Animal News

Outside forces swoop in to try and influence Dallas on puppy ordinance

Outside forces swoop in to try and influence Dallas on puppy ordinance

Puppy mill
Sad puppies from puppy mills. Photo courtesy of SPCA

The Dallas City Council is considering an ordinance this week that helps animals — and as is often the case with legislation that involve animals, outside forces have swept in to try and influence the vote.

Called the Humane Pet Store Ordinance, it would stop the sale of puppies at pet stores in Dallas. Should Dallas pass this, it will join Houston, San Antonio, and a growing list of Texas cities that have enacted similar ordinances, which help end the mistreatment of animals by breeders.

The ordinance is being recommended by the Dallas Animal Shelter (DAS), as well as groups such as Texas Humane Legislation Network (THLN), which works to promote better treatment of animals.

In Dallas, the ordinance would affect only one store: Petland. No other pet store chain sells puppies. Reputable pet stores — including PetSmart, Pet Supplies Plus, Petco, Odyssey, The Upper Paw, Pet Supermarket, and Uptown Pup — do not sell puppies or kittens.

The problem with puppies sold at pet stores like Petland is that they have been found to come from puppy mills.

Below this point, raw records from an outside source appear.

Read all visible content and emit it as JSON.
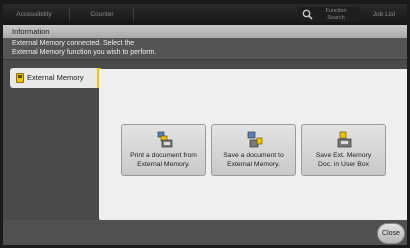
{
  "topbar": {
    "accessibility": "Accessibility",
    "counter": "Counter",
    "function_search_line1": "Function",
    "function_search_line2": "Search",
    "job_list": "Job List"
  },
  "info": {
    "title": "Information",
    "message_line1": "External Memory connected. Select the",
    "message_line2": "External Memory function you wish to perform."
  },
  "sidebar": {
    "tab_label": "External Memory"
  },
  "functions": [
    {
      "line1": "Print a document from",
      "line2": "External Memory.",
      "icon": "print-from-memory-icon"
    },
    {
      "line1": "Save a document to",
      "line2": "External Memory.",
      "icon": "save-to-memory-icon"
    },
    {
      "line1": "Save Ext. Memory",
      "line2": "Doc. in User Box",
      "icon": "save-to-user-box-icon"
    }
  ],
  "close_label": "Close",
  "colors": {
    "accent": "#f2c500",
    "panel": "#efefef",
    "background": "#4a4a4a"
  }
}
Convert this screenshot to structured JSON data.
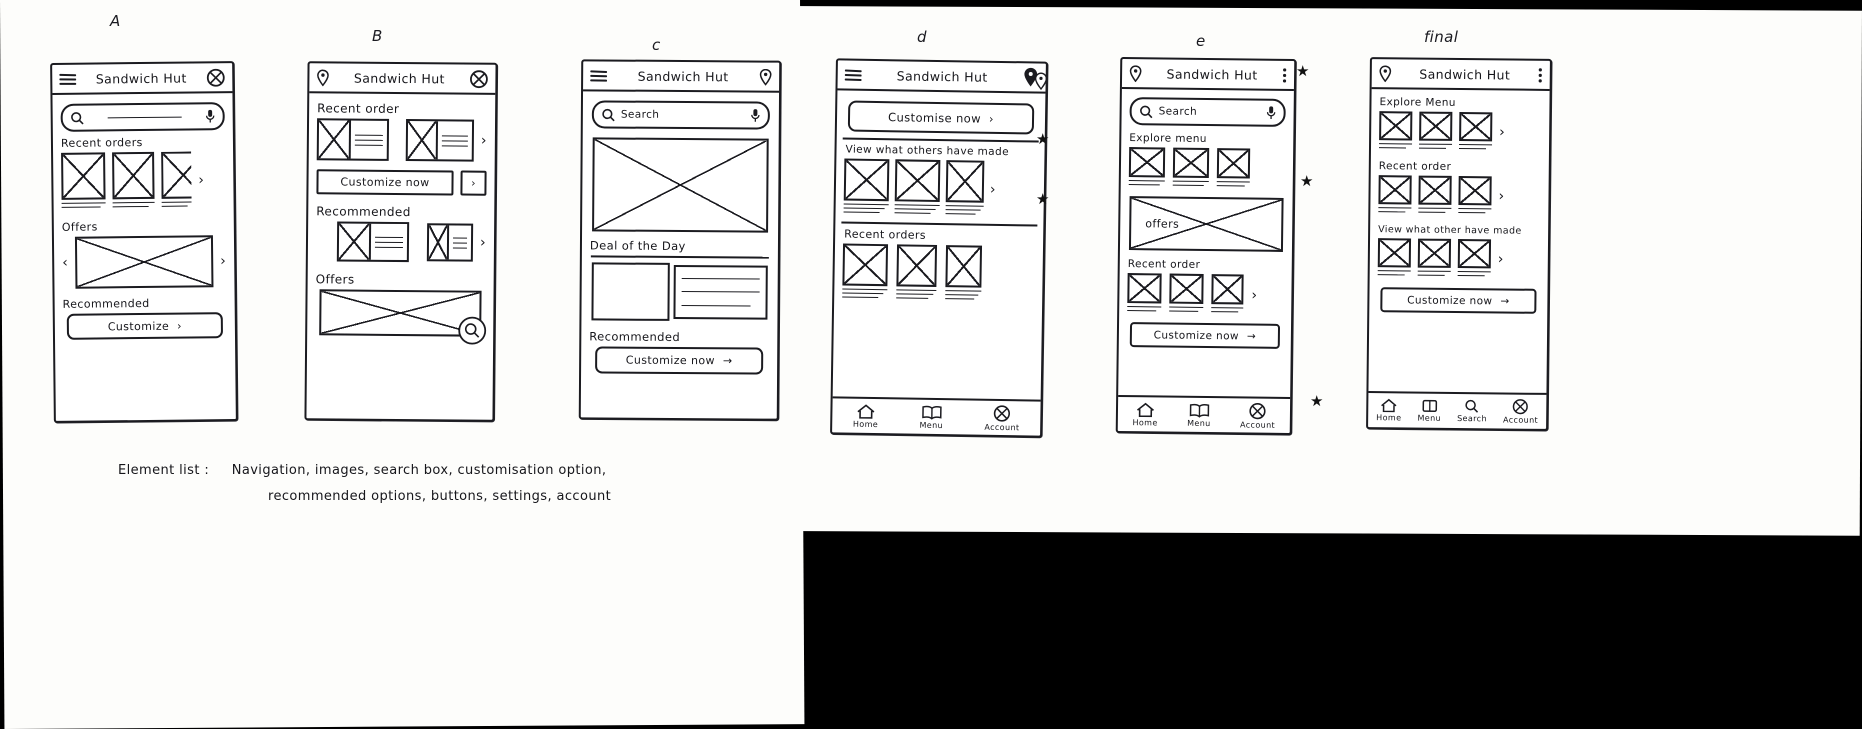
{
  "document": {
    "type": "hand-drawn wireframe sketch",
    "element_list_label": "Element list :",
    "element_list_line1": "Navigation, images, search box, customisation option,",
    "element_list_line2": "recommended options, buttons, settings, account"
  },
  "panels": [
    {
      "id": "a",
      "letter": "A",
      "header": {
        "left_icon": "hamburger-menu-icon",
        "title": "Sandwich Hut",
        "right_icon": "close-circle-icon"
      },
      "search": {
        "placeholder": "",
        "left_icon": "search-icon",
        "right_icon": "microphone-icon"
      },
      "sections": [
        {
          "label": "Recent orders",
          "type": "thumb-row",
          "count": 3,
          "chevron": "›"
        },
        {
          "label": "Offers",
          "type": "banner",
          "left_chevron": "‹",
          "right_chevron": "›"
        },
        {
          "label": "Recommended",
          "type": "button",
          "button_label": "Customize",
          "button_arrow": "›"
        }
      ]
    },
    {
      "id": "b",
      "letter": "B",
      "header": {
        "left_icon": "location-pin-icon",
        "title": "Sandwich Hut",
        "right_icon": "close-circle-icon"
      },
      "sections": [
        {
          "label": "Recent order",
          "type": "card-row",
          "count": 2,
          "chevron": "›"
        },
        {
          "label": "",
          "type": "button",
          "button_label": "Customize now",
          "button_arrow": "›"
        },
        {
          "label": "Recommended",
          "type": "card-row",
          "count": 2,
          "chevron": "›"
        },
        {
          "label": "Offers",
          "type": "banner-search",
          "icon": "search-icon"
        }
      ]
    },
    {
      "id": "c",
      "letter": "c",
      "header": {
        "left_icon": "hamburger-menu-icon",
        "title": "Sandwich Hut",
        "right_icon": "location-pin-icon"
      },
      "search": {
        "placeholder": "Search",
        "left_icon": "search-icon",
        "right_icon": "microphone-icon"
      },
      "sections": [
        {
          "label": "",
          "type": "hero-banner"
        },
        {
          "label": "Deal of the Day",
          "type": "deal-card"
        },
        {
          "label": "Recommended",
          "type": "button",
          "button_label": "Customize now",
          "button_arrow": "→"
        }
      ]
    },
    {
      "id": "d",
      "letter": "d",
      "header": {
        "left_icon": "hamburger-menu-icon",
        "title": "Sandwich Hut",
        "right_icon": "location-pin-icon"
      },
      "sections": [
        {
          "label": "",
          "type": "button",
          "button_label": "Customise now",
          "button_arrow": "›"
        },
        {
          "label": "View what others have made",
          "type": "thumb-row",
          "count": 3,
          "chevron": "›"
        },
        {
          "label": "Recent orders",
          "type": "thumb-row",
          "count": 3,
          "chevron": ""
        }
      ],
      "navbar": [
        {
          "icon": "home-icon",
          "label": "Home"
        },
        {
          "icon": "menu-book-icon",
          "label": "Menu"
        },
        {
          "icon": "account-circle-icon",
          "label": "Account"
        }
      ],
      "annotations": [
        "★",
        "★"
      ]
    },
    {
      "id": "e",
      "letter": "e",
      "header": {
        "left_icon": "location-pin-icon",
        "title": "Sandwich Hut",
        "right_icon": "kebab-menu-icon"
      },
      "search": {
        "placeholder": "Search",
        "left_icon": "search-icon",
        "right_icon": "microphone-icon"
      },
      "sections": [
        {
          "label": "Explore menu",
          "type": "thumb-row",
          "count": 3,
          "chevron": ""
        },
        {
          "label": "",
          "type": "offers-banner",
          "banner_text": "offers"
        },
        {
          "label": "Recent order",
          "type": "thumb-row",
          "count": 3,
          "chevron": "›"
        },
        {
          "label": "",
          "type": "button",
          "button_label": "Customize now",
          "button_arrow": "→"
        }
      ],
      "navbar": [
        {
          "icon": "home-icon",
          "label": "Home"
        },
        {
          "icon": "menu-book-icon",
          "label": "Menu"
        },
        {
          "icon": "account-circle-icon",
          "label": "Account"
        }
      ],
      "annotations": [
        "★",
        "★",
        "★"
      ]
    },
    {
      "id": "final",
      "letter": "final",
      "header": {
        "left_icon": "location-pin-icon",
        "title": "Sandwich Hut",
        "right_icon": "kebab-menu-icon"
      },
      "sections": [
        {
          "label": "Explore Menu",
          "type": "thumb-row",
          "count": 3,
          "chevron": "›"
        },
        {
          "label": "Recent order",
          "type": "thumb-row",
          "count": 3,
          "chevron": "›"
        },
        {
          "label": "View what other have made",
          "type": "thumb-row",
          "count": 3,
          "chevron": "›"
        },
        {
          "label": "",
          "type": "button",
          "button_label": "Customize now",
          "button_arrow": "→"
        }
      ],
      "navbar": [
        {
          "icon": "home-icon",
          "label": "Home"
        },
        {
          "icon": "menu-book-icon",
          "label": "Menu"
        },
        {
          "icon": "search-icon",
          "label": "Search"
        },
        {
          "icon": "account-circle-icon",
          "label": "Account"
        }
      ]
    }
  ],
  "colors": {
    "ink": "#15151a",
    "paper": "#fdfdfb",
    "background": "#000000"
  }
}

Puppy mills are problematic because the puppies are raised in horrific conditions, stuck in crates stacked on top of each other, matted with feces, often forced for their entire lives to stand on metal bars, which is painful and crippling to their paws.

Puppies get shipped in tight quarters across thousands of miles, often arriving dehydrated, sick, and suffering from contagious diseases — diseases the buyer doesn't spot until after they get the pet home, and are then faced with expensive vet bills and, in the worst case, the potential death of their new pet.

THLN's records show that Dallas Petland has sold out-of-state puppy mill puppies for years. In 2020 alone, the Dallas Petland received 1,300 puppies from out-of-state millers.

"Public records do show that puppies in Petland stores are sourced from puppy mills where dogs are bred in horrific conditions," says Lauren Loney, Texas state director of the Humane Society of the United States. "This is not subjective nor an opinion but based on facts grounded in public documents."

Loney says that Dallas Petland has also been deceptive about the origin of its dogs for sale.

"Dallas Petland has falsely advertised that their puppies come from 'top USDA breeders, inspected with no violations' — but public documentation shows they were supplied with at least 40 puppies from an unregulated and unlicensed breeder in Missouri whose owner is facing cruelty," Loney says.

Beyond the cruelty aspect, there's also the financial component: Dallas Petland has had complaints in the last two years not only for selling sick puppies but for charging hidden high-interest rates on their sales.

Petland is based in Chillicothe, Ohio, with approximately 200 stores worldwide and 140 in the U.S., owned by franchisees. There are two locations in North Texas. Both have besieged by problems including crime and cruelty charges.

The Dallas location has been plagued by numerous thefts while the Frisco location has been the target of protests for many years and was the subject of a horrifying expose by the HSUS, which found that pets were mistreated, sick, and overcrowded. An investigator kept a diary documenting puppies that had bloody diarrhea, vomiting, sneezing, coughing, or were visibly underweight. It forced a reluctant Frisco City Council to enact an ordinance with minimum safety and cleanliness guidelines.

Unfortunately, Petland is being backed by out-of-state forces attempting to confuse Dallas City Council members and residents about the legislation. If you're on Facebook, you've probably seen the ads. They show adorable puppies, and uses trigger words like "families" and "black market."

The ads are from HumaneWatch, the front for infamous lobbyist Rick Berman, nicknamed "Dr. Evil," who gets paid to run smear campaigns while keeping the identify of his clients a secret. Berman targets public service groups such as the Center for Science in the Public Interest, the Environmental Protection Agency, the Centers for Disease Control and Prevention, the Sierra Club, Mothers Against Drunk Driving and unions. (He was once caught in a secret recording telling a group that "I get up every morning and I try to figure out how to screw with the labor unions.")

The ads claim that people who want to buy a pet will have to go to "dark corners" to find them. But Loney points out that there are plenty of legit places where people can find pets, including shelters, rescues, and even responsible breeders.

"This ordinance will not impact the ability of Dallas residents to purchase a pet, and most responsible breeding clubs have a prohibition on selling puppies at pet stores," she says. "The American Kennel Club itself states that families can take several steps including meeting the breeder in person and meeting the parents of the puppy they want to buy. None of those steps are possible in a pet store."

"This ordinance is in line with existing pet store best practices," she says. "It's not an effort to put a store out of business. Petland can shift to a more humane model, and remain in business, as dozens of Petlands across the country have already done."